On the issue of the defendant's negligence there is no contention that the car was running at an excessive rate of speed. What the plaintiff argues is that the jury could have found the motorman negligent in not sooner turning off the light or stopping the car. But, so far as the record shows, the motorman turned off the light immediately when the horse showed signs of uneasiness. Nor on the facts disclosed can it be said that he was negligent in not stopping the car sooner. We are unable to locate the spot where the collision occurred and cannot determine from the testimony or the plan how far away the plaintiff's wagon was when it came within view of the motorman as the car rounded the curve. No reason is disclosed for stopping the car until just as the collision became imminent. The plaintiff had the unobstructed use of the street, as the team which was coming in the opposite direction had not approached within forty feet of him at the time of the collision. It does not appear that the motorman had any reason to anticipate that his car would not safely pass the plaintiff until the horse swung round; and then the side of the carriage, between the front and rear wheels, was struck by the fender before the car could be brought to a standstill. "It all happened so quick," in the language of one of the witnesses.

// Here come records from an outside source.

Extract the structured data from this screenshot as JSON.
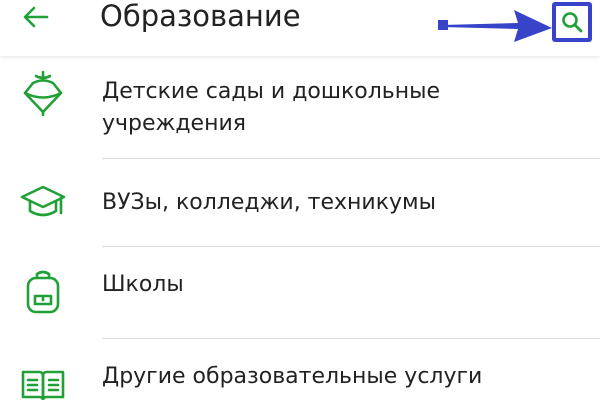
{
  "header": {
    "title": "Образование",
    "back_icon": "arrow-left-icon",
    "search_icon": "search-icon",
    "annotation_icon": "arrow-right-icon"
  },
  "colors": {
    "accent": "#21a038",
    "annotation": "#3743c8",
    "text": "#222222",
    "divider": "#dcdcdc"
  },
  "list": {
    "items": [
      {
        "label": "Детские сады и дошкольные учреждения",
        "icon": "spinning-top-icon"
      },
      {
        "label": "ВУЗы, колледжи, техникумы",
        "icon": "graduation-cap-icon"
      },
      {
        "label": "Школы",
        "icon": "backpack-icon"
      },
      {
        "label": "Другие образовательные услуги",
        "icon": "open-book-icon"
      }
    ]
  }
}
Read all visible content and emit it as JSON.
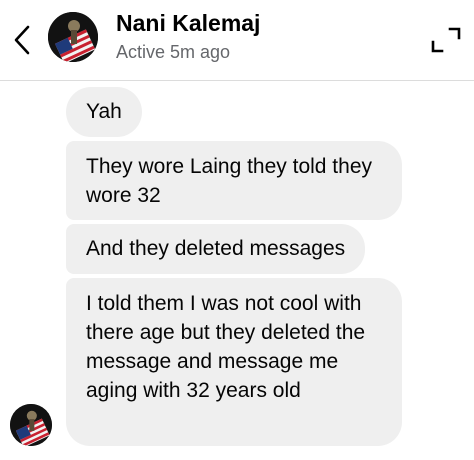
{
  "header": {
    "contact_name": "Nani Kalemaj",
    "status": "Active 5m ago",
    "back_icon": "chevron-left-icon",
    "expand_icon": "expand-corners-icon"
  },
  "messages": [
    {
      "sender": "contact",
      "text": "Yah"
    },
    {
      "sender": "contact",
      "text": "They wore Laing they told they wore 32"
    },
    {
      "sender": "contact",
      "text": "And they deleted messages"
    },
    {
      "sender": "contact",
      "text": "I told them I was not cool with there age but they deleted the message and message me aging with 32 years old"
    }
  ],
  "colors": {
    "bubble_background": "#efefef",
    "status_text": "#65676b"
  }
}
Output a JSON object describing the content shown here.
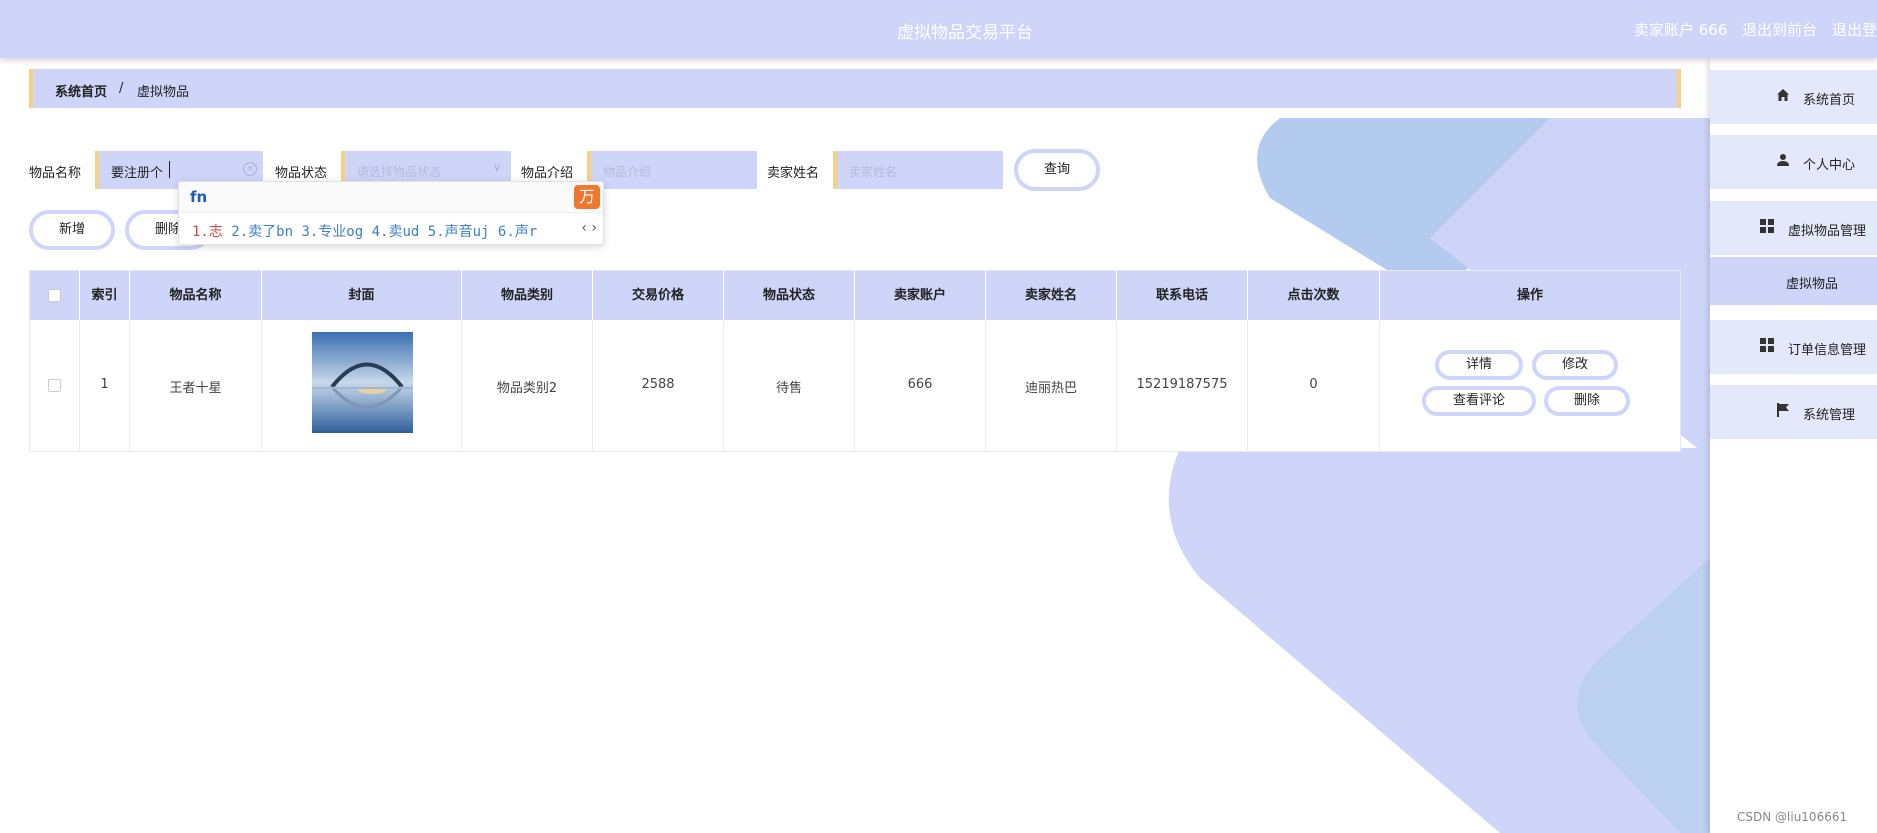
{
  "header": {
    "title": "虚拟物品交易平台",
    "user": "卖家账户 666",
    "back_to_front": "退出到前台",
    "logout": "退出登"
  },
  "breadcrumb": {
    "home": "系统首页",
    "separator": "/",
    "current": "虚拟物品"
  },
  "search": {
    "name_label": "物品名称",
    "name_value": "要注册个",
    "status_label": "物品状态",
    "status_placeholder": "请选择物品状态",
    "intro_label": "物品介绍",
    "intro_placeholder": "物品介绍",
    "seller_label": "卖家姓名",
    "seller_placeholder": "卖家姓名",
    "query_button": "查询"
  },
  "actions": {
    "add": "新增",
    "delete": "删除"
  },
  "ime": {
    "composition": "fn",
    "candidates": [
      {
        "num": "1.",
        "text": "志"
      },
      {
        "num": "2.",
        "text": "卖了bn"
      },
      {
        "num": "3.",
        "text": "专业og"
      },
      {
        "num": "4.",
        "text": "卖ud"
      },
      {
        "num": "5.",
        "text": "声音uj"
      },
      {
        "num": "6.",
        "text": "声r"
      }
    ],
    "logo": "万"
  },
  "table": {
    "headers": [
      "索引",
      "物品名称",
      "封面",
      "物品类别",
      "交易价格",
      "物品状态",
      "卖家账户",
      "卖家姓名",
      "联系电话",
      "点击次数",
      "操作"
    ],
    "rows": [
      {
        "index": "1",
        "name": "王者十星",
        "category": "物品类别2",
        "price": "2588",
        "status": "待售",
        "seller_account": "666",
        "seller_name": "迪丽热巴",
        "phone": "15219187575",
        "clicks": "0",
        "ops": {
          "detail": "详情",
          "edit": "修改",
          "comments": "查看评论",
          "delete": "删除"
        }
      }
    ]
  },
  "sidebar": {
    "items": [
      {
        "label": "系统首页",
        "icon": "home-icon"
      },
      {
        "label": "个人中心",
        "icon": "user-icon"
      },
      {
        "label": "虚拟物品管理",
        "icon": "grid-icon"
      },
      {
        "label": "虚拟物品",
        "icon": ""
      },
      {
        "label": "订单信息管理",
        "icon": "grid-icon"
      },
      {
        "label": "系统管理",
        "icon": "flag-icon"
      }
    ]
  },
  "watermark": "CSDN @liu106661",
  "colors": {
    "primary_light": "#ced5f9",
    "accent": "#f7d180",
    "menu_bg": "#e4e8fb"
  }
}
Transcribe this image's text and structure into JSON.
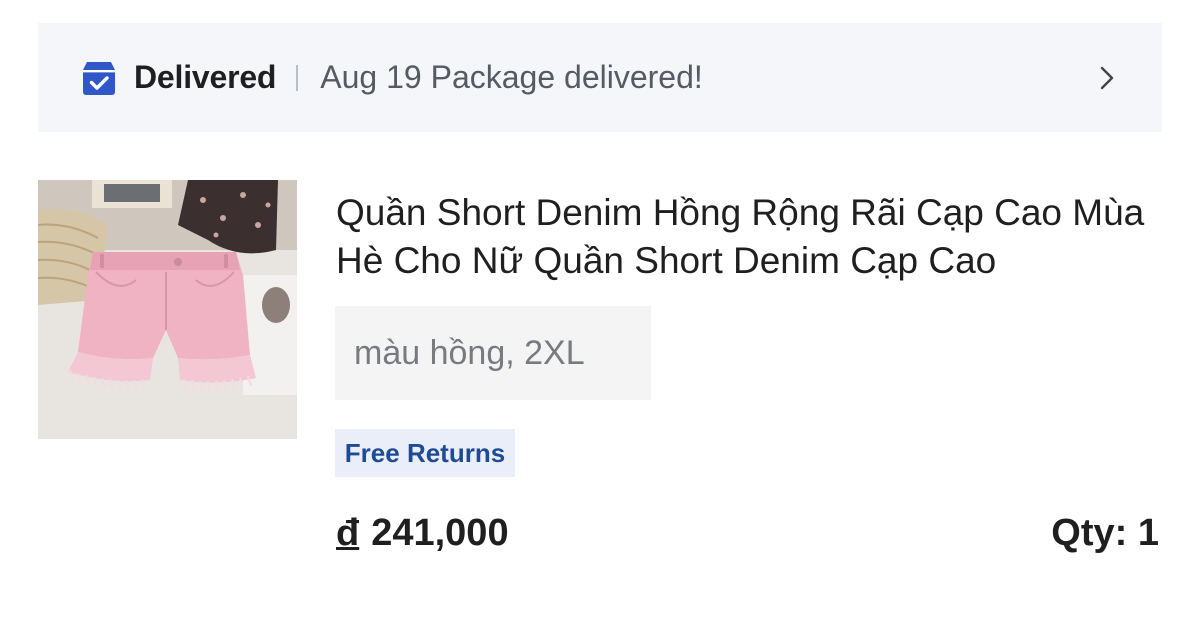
{
  "delivery": {
    "status": "Delivered",
    "message": "Aug 19 Package delivered!",
    "icon": "package-check-icon",
    "accent_color": "#2f57c8"
  },
  "product": {
    "image_description": "pink denim shorts product photo",
    "title": "Quần Short Denim Hồng Rộng Rãi Cạp Cao Mùa Hè Cho Nữ Quần Short Denim Cạp Cao",
    "variant": "màu hồng, 2XL",
    "badge": "Free Returns",
    "currency": "đ",
    "price": "241,000",
    "quantity": "Qty: 1"
  }
}
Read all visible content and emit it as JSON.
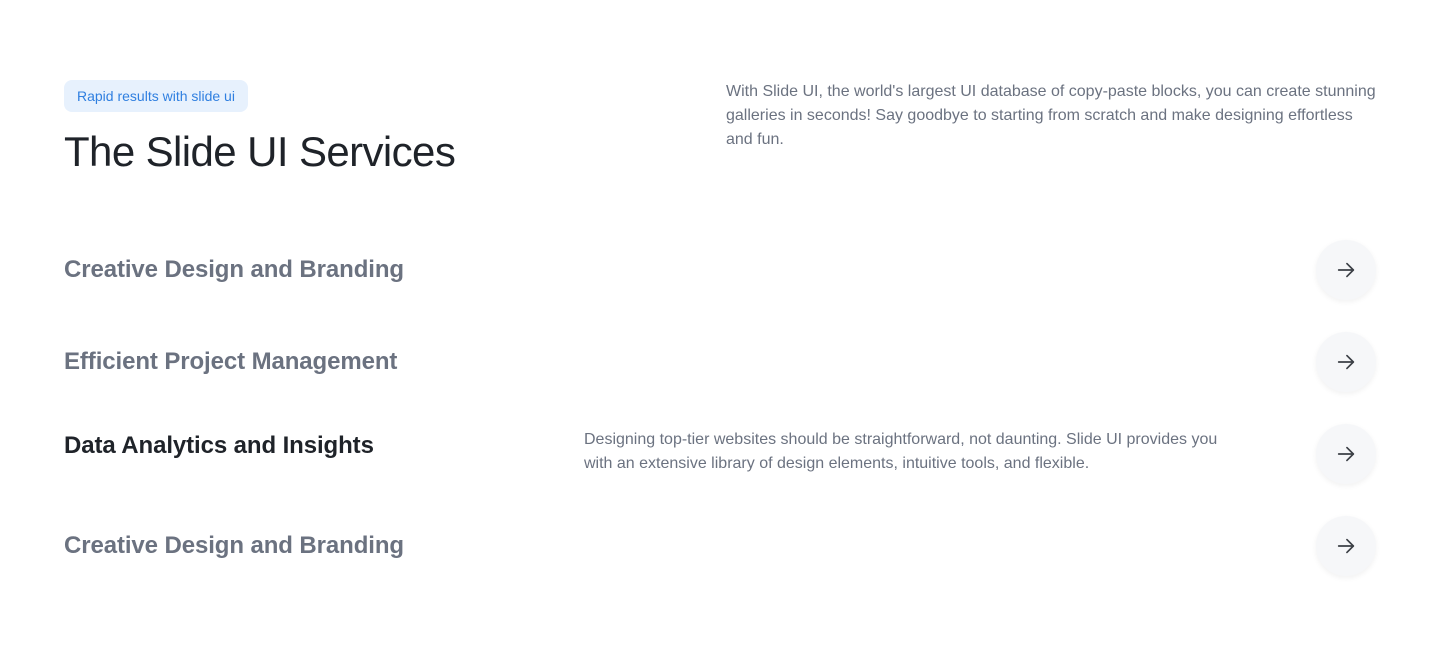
{
  "header": {
    "badge": "Rapid results with slide ui",
    "title": "The Slide UI Services",
    "intro": "With Slide UI, the world's largest UI database of copy-paste blocks, you can create stunning galleries in seconds! Say goodbye to starting from scratch and make designing effortless and fun."
  },
  "services": [
    {
      "label": "Creative Design and Branding",
      "active": false,
      "icon": "arrow-right-icon"
    },
    {
      "label": "Efficient Project Management",
      "active": false,
      "icon": "arrow-right-icon"
    },
    {
      "label": "Data Analytics and Insights",
      "active": true,
      "icon": "arrow-right-icon",
      "description": "Designing top-tier websites should be straightforward, not daunting. Slide UI provides you with an extensive library of design elements, intuitive tools, and flexible."
    },
    {
      "label": "Creative Design and Branding",
      "active": false,
      "icon": "arrow-right-icon"
    }
  ],
  "colors": {
    "accent": "#2f7fe0",
    "badge_bg": "#e7f1fd",
    "heading": "#1f2329",
    "muted": "#6b7280",
    "button_bg": "#f6f7f9"
  }
}
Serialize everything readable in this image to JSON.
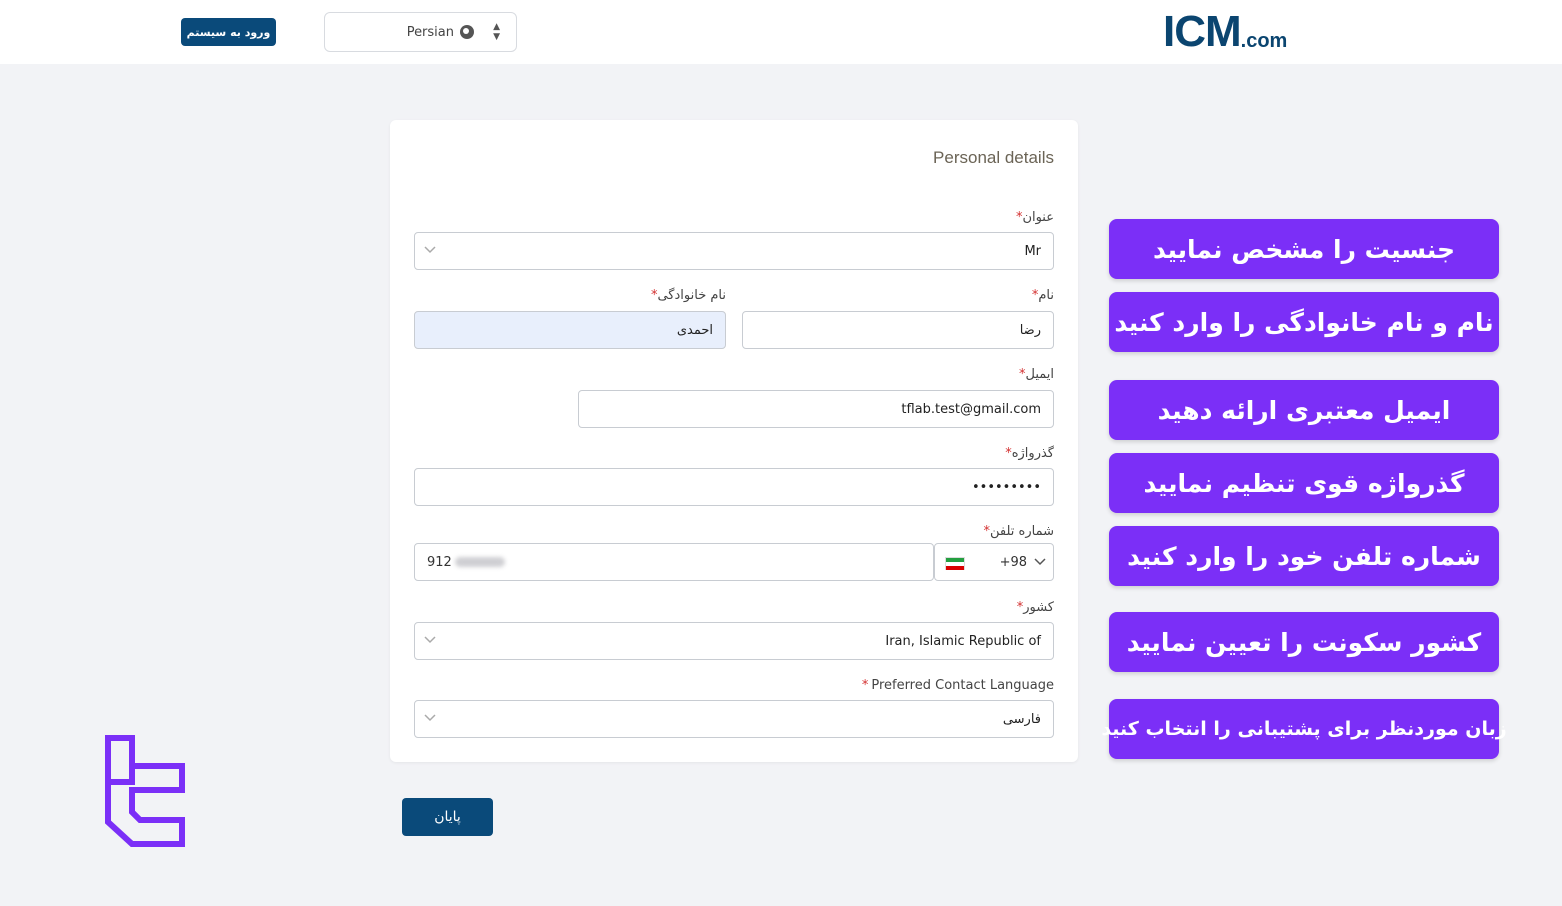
{
  "header": {
    "login_label": "ورود به سیستم",
    "language_label": "Persian",
    "logo_main": "ICM",
    "logo_suffix": ".com"
  },
  "form": {
    "title": "Personal details",
    "fields": {
      "title_label": "عنوان",
      "title_value": "Mr",
      "first_name_label": "نام",
      "first_name_value": "رضا",
      "last_name_label": "نام خانوادگی",
      "last_name_value": "احمدی",
      "email_label": "ایمیل",
      "email_value": "tflab.test@gmail.com",
      "password_label": "گذرواژه",
      "password_value": "•••••••••",
      "phone_label": "شماره تلفن",
      "phone_code": "+98",
      "phone_value_visible": "912",
      "country_label": "کشور",
      "country_value": "Iran, Islamic Republic of",
      "contact_language_label": "Preferred Contact Language",
      "contact_language_value": "فارسی"
    },
    "required_mark": "*",
    "submit_label": "پایان"
  },
  "hints": [
    "جنسیت را مشخص نمایید",
    "نام و نام خانوادگی را وارد کنید",
    "ایمیل معتبری ارائه دهید",
    "گذرواژه قوی تنظیم نمایید",
    "شماره تلفن خود را وارد کنید",
    "کشور سکونت را تعیین نمایید",
    "زبان موردنظر برای پشتیبانی را انتخاب کنید"
  ],
  "icons": {
    "language": "globe-icon",
    "sort": "updown-icon",
    "dropdown": "chevron-down-icon",
    "flag": "iran-flag-icon",
    "brand": "brand-mark-icon"
  },
  "colors": {
    "primary": "#0a4a7a",
    "hint_bg": "#7b2ff7",
    "page_bg": "#f2f3f6",
    "required": "#d32f2f",
    "autofill_bg": "#e8effc"
  }
}
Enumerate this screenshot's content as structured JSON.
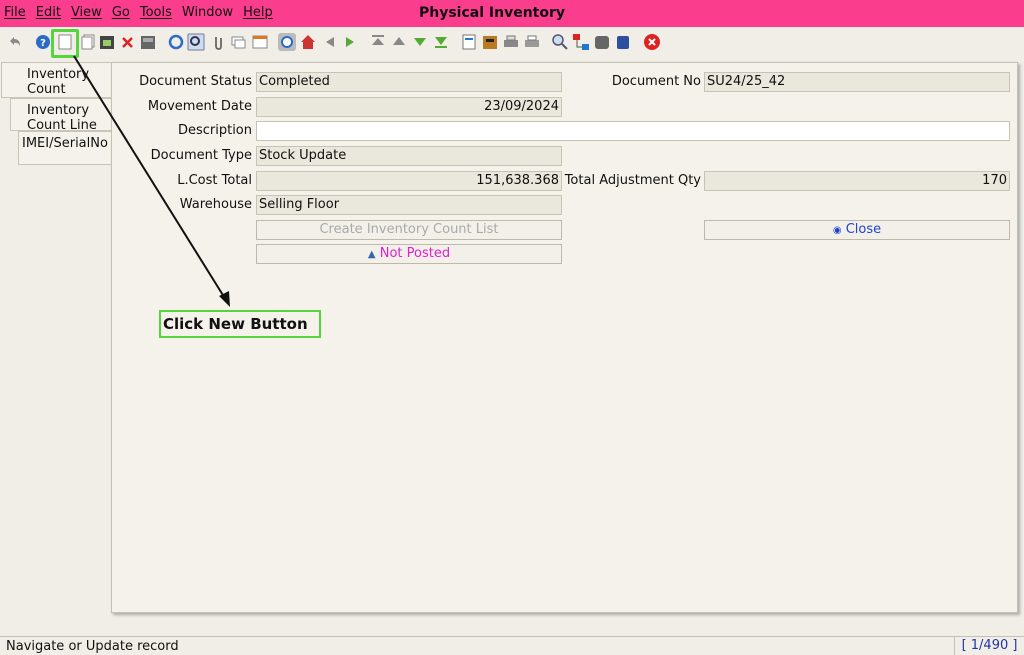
{
  "window": {
    "title": "Physical Inventory"
  },
  "menu": [
    "File",
    "Edit",
    "View",
    "Go",
    "Tools",
    "Window",
    "Help"
  ],
  "tabs": [
    "Inventory\nCount",
    "Inventory\nCount Line",
    "IMEI/SerialNo"
  ],
  "form": {
    "document_status_label": "Document Status",
    "document_status": "Completed",
    "document_no_label": "Document No",
    "document_no": "SU24/25_42",
    "movement_date_label": "Movement Date",
    "movement_date": "23/09/2024",
    "description_label": "Description",
    "description": "",
    "document_type_label": "Document Type",
    "document_type": "Stock Update",
    "lcost_total_label": "L.Cost Total",
    "lcost_total": "151,638.368",
    "total_adj_qty_label": "Total Adjustment Qty",
    "total_adj_qty": "170",
    "warehouse_label": "Warehouse",
    "warehouse": "Selling Floor",
    "create_list_button": "Create Inventory Count List",
    "close_button": "Close",
    "not_posted_button": "Not Posted"
  },
  "annotation": {
    "callout": "Click New Button"
  },
  "statusbar": {
    "message": "Navigate or Update record",
    "record": "[ 1/490 ]"
  },
  "colors": {
    "titlebar": "#fb3d8e",
    "highlight": "#55d43c",
    "not_posted": "#e020d0",
    "close": "#2244cc"
  },
  "toolbar_icons": [
    "undo-icon",
    "help-icon",
    "new-record-icon",
    "copy-record-icon",
    "save-icon",
    "delete-icon",
    "save-disk-icon",
    "refresh-icon",
    "find-icon",
    "attachment-icon",
    "chat-icon",
    "grid-toggle-icon",
    "history-icon",
    "home-icon",
    "previous-icon",
    "next-icon",
    "first-record-icon",
    "previous-record-icon",
    "next-record-icon",
    "last-record-icon",
    "report-icon",
    "archive-icon",
    "print-icon",
    "print-preview-icon",
    "zoom-across-icon",
    "workflow-icon",
    "product-info-icon",
    "lock-icon",
    "exit-icon"
  ]
}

On the question of the defendant's negligence the case is governed by Spoatea v. Berkshire Street Railway, 212 Mass. 599. As in that case, so here, the evidence is "too meagre to show any negligence on the part of the defendant, either in the character or management of the light or in the running of the car."

In accordance with the report the entry must be

Judgment for the defendant.